The state is not identifying the 1,500-cow dairy, as the investigation is ongoing. Investigators will test the rest of the herd at the dairy next week.
The cow had been sent to a Cowlitz County slaughter facility on Jan. 8, but the meat was held after a USDA Food Safety and Inspection Service inspector identified a suspicious lesion and submitted samples for testing.
The state has issued an order to stop the movement of cows on the dairy. As part of the order, any milk from the dairy will go straight to pasteurization, which kills the TB bacteria. Castro said the dairy primarily produces milk destined for pasteurization anyway.
The dairy purchased the cow about a year ago from a smaller dairy in Snohomish County, Wash.
At the time the cow was part of the Snohomish County dairy's herd, that business was dealing with milk processed for pasteurization.

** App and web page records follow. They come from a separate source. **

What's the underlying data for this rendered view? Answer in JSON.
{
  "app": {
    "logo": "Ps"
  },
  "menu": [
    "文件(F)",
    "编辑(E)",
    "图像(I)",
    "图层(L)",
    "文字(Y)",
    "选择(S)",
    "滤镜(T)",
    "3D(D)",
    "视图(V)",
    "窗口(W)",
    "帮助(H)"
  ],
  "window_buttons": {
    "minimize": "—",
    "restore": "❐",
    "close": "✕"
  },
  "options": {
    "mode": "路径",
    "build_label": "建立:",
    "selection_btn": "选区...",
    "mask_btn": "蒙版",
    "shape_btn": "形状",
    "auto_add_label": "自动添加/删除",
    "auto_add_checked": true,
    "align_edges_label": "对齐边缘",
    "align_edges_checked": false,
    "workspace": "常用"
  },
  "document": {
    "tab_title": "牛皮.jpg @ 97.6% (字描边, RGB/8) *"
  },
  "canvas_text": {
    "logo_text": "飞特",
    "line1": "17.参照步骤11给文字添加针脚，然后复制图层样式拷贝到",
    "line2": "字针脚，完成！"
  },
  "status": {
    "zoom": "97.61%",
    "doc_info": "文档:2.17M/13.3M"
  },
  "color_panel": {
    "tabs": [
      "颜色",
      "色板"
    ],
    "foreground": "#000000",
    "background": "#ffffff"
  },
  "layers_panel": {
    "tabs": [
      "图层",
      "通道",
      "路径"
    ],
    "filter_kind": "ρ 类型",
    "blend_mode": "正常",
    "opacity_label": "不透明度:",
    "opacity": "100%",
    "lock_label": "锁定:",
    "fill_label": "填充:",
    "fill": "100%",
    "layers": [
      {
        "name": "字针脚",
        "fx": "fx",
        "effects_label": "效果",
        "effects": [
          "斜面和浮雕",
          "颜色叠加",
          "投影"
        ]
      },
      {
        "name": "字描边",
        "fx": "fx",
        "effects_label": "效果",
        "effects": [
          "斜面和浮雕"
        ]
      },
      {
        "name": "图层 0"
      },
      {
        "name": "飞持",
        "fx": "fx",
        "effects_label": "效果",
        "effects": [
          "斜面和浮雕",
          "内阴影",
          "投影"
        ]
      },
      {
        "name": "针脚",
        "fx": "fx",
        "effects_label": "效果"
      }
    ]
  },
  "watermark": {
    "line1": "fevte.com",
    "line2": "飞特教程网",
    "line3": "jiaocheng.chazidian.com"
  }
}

Since then, it sold its herd and purchased a smaller herd to focus on the raw milk market.
"This particular cow was not part of the current herd," Castro said. "Nevertheless, we are working with them to make sure the cows they are using for milk production are being tested for TB."
The Snohomish County dairy has been adhering to the annual requirement for TB testing, Castro said, but the state is being as cautious as possible.
Both dairy owners are cooperating, he said. The Snohomish County dairy voluntarily embargoed its raw milk until testing is complete.
It's too early to know all the movements of the cow in question or impacts to cows it may have come into contact with, Castro said, but the lesion found on the cow at the slaughterhouse was in early stages of developing.
"We may be fortunate here," Castro said. "If (it) had been sick even longer, then there's all the greater opportunity (it) would have been in contact with a much larger number of cattle."
Jack Field, executive vice president of the Washington State Cattlemen's Association, said that the state's ability to isolate the carcass in question indicates the system "clearly works."
The state will continue working with the Snohomish County dairy and schedule testing at the dairy in Moses Lake, Castro said.
"At the moment, we've taken the measures we're confident can contain it, but it's going to take a few days before we're able to do much more tracing to determine the actual source," Castro said.
Bovine TB, which is caused by the M. bovis bacteria, can be transmitted from livestock to humans and other animals, according to the USDA. The disease has nearly been eliminated from the U.S. livestock population.